● **WHAT IS BEING ASKED**:
Produce an exact copy of all the records.

● **DATA EXCERPTS**:
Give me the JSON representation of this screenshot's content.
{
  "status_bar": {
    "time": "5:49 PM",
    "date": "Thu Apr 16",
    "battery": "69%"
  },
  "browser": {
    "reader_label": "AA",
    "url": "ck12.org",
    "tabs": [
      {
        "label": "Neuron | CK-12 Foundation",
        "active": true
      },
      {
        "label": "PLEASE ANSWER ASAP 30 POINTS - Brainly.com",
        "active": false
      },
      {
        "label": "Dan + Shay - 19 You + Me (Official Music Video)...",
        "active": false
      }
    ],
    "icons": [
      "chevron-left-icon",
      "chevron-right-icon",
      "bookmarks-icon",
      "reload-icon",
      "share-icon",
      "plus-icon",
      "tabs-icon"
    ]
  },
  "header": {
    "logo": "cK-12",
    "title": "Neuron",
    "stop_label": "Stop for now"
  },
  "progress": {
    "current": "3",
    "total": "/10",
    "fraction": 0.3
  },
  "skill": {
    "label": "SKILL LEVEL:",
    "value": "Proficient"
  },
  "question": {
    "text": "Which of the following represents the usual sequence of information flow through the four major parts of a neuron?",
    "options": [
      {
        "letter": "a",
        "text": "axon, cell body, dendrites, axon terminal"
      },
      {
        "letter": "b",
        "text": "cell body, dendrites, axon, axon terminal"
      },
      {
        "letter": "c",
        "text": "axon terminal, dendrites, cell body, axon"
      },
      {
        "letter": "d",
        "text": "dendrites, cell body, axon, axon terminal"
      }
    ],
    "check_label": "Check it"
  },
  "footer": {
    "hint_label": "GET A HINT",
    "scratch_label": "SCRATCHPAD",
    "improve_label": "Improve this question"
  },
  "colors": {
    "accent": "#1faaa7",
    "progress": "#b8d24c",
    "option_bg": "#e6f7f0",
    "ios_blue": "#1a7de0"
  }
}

● **SOLUTION TO THIS PROBLEM**:
Give me the JSON representation of this screenshot's content.
{
  "status_bar": {
    "time": "5:49 PM",
    "date": "Thu Apr 16",
    "battery": "69%"
  },
  "browser": {
    "reader_label": "AA",
    "url": "ck12.org",
    "tabs": [
      {
        "label": "Neuron | CK-12 Foundation",
        "active": true
      },
      {
        "label": "PLEASE ANSWER ASAP 30 POINTS - Brainly.com",
        "active": false
      },
      {
        "label": "Dan + Shay - 19 You + Me (Official Music Video)...",
        "active": false
      }
    ],
    "icons": [
      "chevron-left-icon",
      "chevron-right-icon",
      "bookmarks-icon",
      "reload-icon",
      "share-icon",
      "plus-icon",
      "tabs-icon"
    ]
  },
  "header": {
    "logo": "cK-12",
    "title": "Neuron",
    "stop_label": "Stop for now"
  },
  "progress": {
    "current": "3",
    "total": "/10",
    "fraction": 0.3
  },
  "skill": {
    "label": "SKILL LEVEL:",
    "value": "Proficient"
  },
  "question": {
    "text": "Which of the following represents the usual sequence of information flow through the four major parts of a neuron?",
    "options": [
      {
        "letter": "a",
        "text": "axon, cell body, dendrites, axon terminal"
      },
      {
        "letter": "b",
        "text": "cell body, dendrites, axon, axon terminal"
      },
      {
        "letter": "c",
        "text": "axon terminal, dendrites, cell body, axon"
      },
      {
        "letter": "d",
        "text": "dendrites, cell body, axon, axon terminal"
      }
    ],
    "check_label": "Check it"
  },
  "footer": {
    "hint_label": "GET A HINT",
    "scratch_label": "SCRATCHPAD",
    "improve_label": "Improve this question"
  },
  "colors": {
    "accent": "#1faaa7",
    "progress": "#b8d24c",
    "option_bg": "#e6f7f0",
    "ios_blue": "#1a7de0"
  }
}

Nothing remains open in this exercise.